[[ TASK DATA open ]]
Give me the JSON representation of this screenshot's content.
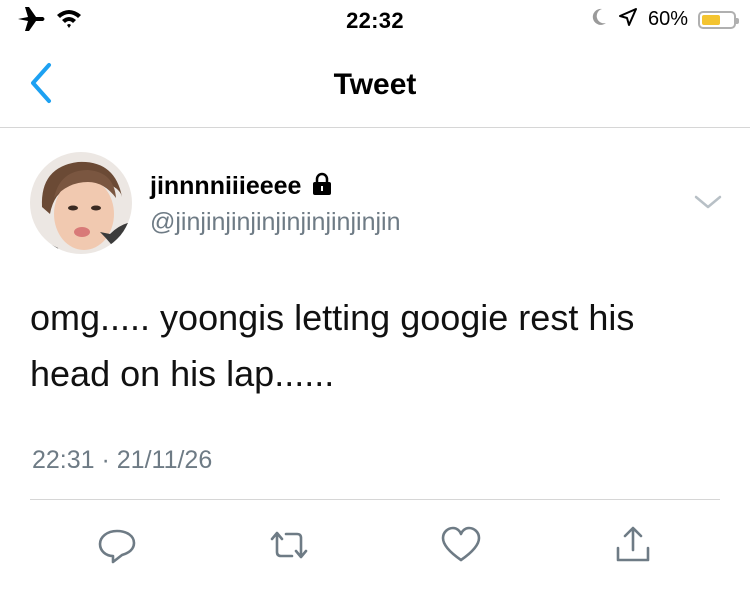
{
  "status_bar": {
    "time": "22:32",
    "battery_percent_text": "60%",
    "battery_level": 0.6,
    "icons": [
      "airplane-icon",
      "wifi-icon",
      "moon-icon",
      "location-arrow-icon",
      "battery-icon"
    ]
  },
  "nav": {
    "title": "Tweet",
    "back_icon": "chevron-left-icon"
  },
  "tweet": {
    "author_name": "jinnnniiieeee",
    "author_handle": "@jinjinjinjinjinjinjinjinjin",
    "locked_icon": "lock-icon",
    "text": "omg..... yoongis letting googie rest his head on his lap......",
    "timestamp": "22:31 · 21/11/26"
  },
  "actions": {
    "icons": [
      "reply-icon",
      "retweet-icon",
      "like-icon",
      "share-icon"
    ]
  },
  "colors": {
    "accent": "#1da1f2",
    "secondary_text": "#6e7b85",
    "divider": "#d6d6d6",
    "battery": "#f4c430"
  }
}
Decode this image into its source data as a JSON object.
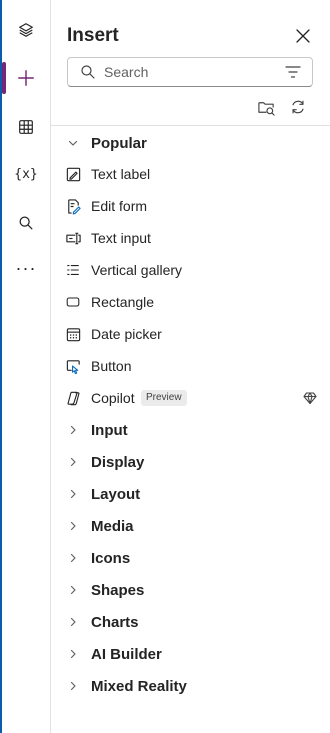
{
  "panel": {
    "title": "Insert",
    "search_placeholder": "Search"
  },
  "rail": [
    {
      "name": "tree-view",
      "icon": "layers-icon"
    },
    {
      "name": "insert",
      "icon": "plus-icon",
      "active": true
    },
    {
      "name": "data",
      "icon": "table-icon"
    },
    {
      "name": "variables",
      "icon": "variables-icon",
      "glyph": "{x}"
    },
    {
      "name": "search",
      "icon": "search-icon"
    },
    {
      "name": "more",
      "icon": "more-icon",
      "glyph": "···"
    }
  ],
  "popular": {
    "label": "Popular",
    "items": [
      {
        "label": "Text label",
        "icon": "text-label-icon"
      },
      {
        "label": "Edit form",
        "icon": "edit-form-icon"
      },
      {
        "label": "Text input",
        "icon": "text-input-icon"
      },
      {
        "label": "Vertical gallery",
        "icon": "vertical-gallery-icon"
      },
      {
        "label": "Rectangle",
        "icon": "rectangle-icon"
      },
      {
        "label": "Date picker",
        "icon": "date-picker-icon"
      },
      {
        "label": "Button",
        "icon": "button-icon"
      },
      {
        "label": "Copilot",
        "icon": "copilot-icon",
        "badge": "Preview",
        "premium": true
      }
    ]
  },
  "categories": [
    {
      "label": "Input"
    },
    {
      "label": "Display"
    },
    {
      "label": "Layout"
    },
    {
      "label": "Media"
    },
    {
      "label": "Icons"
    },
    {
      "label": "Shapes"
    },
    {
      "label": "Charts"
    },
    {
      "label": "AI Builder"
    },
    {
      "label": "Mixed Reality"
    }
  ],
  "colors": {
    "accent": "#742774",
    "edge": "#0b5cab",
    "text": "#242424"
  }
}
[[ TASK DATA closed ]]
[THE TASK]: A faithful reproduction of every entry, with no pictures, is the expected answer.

[COMPLETED EXERCISE]:
Give me the JSON representation of this screenshot's content.
{
  "status_bar": {
    "time": "22:32",
    "battery_percent_text": "60%",
    "battery_level": 0.6,
    "icons": [
      "airplane-icon",
      "wifi-icon",
      "moon-icon",
      "location-arrow-icon",
      "battery-icon"
    ]
  },
  "nav": {
    "title": "Tweet",
    "back_icon": "chevron-left-icon"
  },
  "tweet": {
    "author_name": "jinnnniiieeee",
    "author_handle": "@jinjinjinjinjinjinjinjinjin",
    "locked_icon": "lock-icon",
    "text": "omg..... yoongis letting googie rest his head on his lap......",
    "timestamp": "22:31 · 21/11/26"
  },
  "actions": {
    "icons": [
      "reply-icon",
      "retweet-icon",
      "like-icon",
      "share-icon"
    ]
  },
  "colors": {
    "accent": "#1da1f2",
    "secondary_text": "#6e7b85",
    "divider": "#d6d6d6",
    "battery": "#f4c430"
  }
}
Decode this image into its source data as a JSON object.
{
  "panel": {
    "title": "Insert",
    "search_placeholder": "Search"
  },
  "rail": [
    {
      "name": "tree-view",
      "icon": "layers-icon"
    },
    {
      "name": "insert",
      "icon": "plus-icon",
      "active": true
    },
    {
      "name": "data",
      "icon": "table-icon"
    },
    {
      "name": "variables",
      "icon": "variables-icon",
      "glyph": "{x}"
    },
    {
      "name": "search",
      "icon": "search-icon"
    },
    {
      "name": "more",
      "icon": "more-icon",
      "glyph": "···"
    }
  ],
  "popular": {
    "label": "Popular",
    "items": [
      {
        "label": "Text label",
        "icon": "text-label-icon"
      },
      {
        "label": "Edit form",
        "icon": "edit-form-icon"
      },
      {
        "label": "Text input",
        "icon": "text-input-icon"
      },
      {
        "label": "Vertical gallery",
        "icon": "vertical-gallery-icon"
      },
      {
        "label": "Rectangle",
        "icon": "rectangle-icon"
      },
      {
        "label": "Date picker",
        "icon": "date-picker-icon"
      },
      {
        "label": "Button",
        "icon": "button-icon"
      },
      {
        "label": "Copilot",
        "icon": "copilot-icon",
        "badge": "Preview",
        "premium": true
      }
    ]
  },
  "categories": [
    {
      "label": "Input"
    },
    {
      "label": "Display"
    },
    {
      "label": "Layout"
    },
    {
      "label": "Media"
    },
    {
      "label": "Icons"
    },
    {
      "label": "Shapes"
    },
    {
      "label": "Charts"
    },
    {
      "label": "AI Builder"
    },
    {
      "label": "Mixed Reality"
    }
  ],
  "colors": {
    "accent": "#742774",
    "edge": "#0b5cab",
    "text": "#242424"
  }
}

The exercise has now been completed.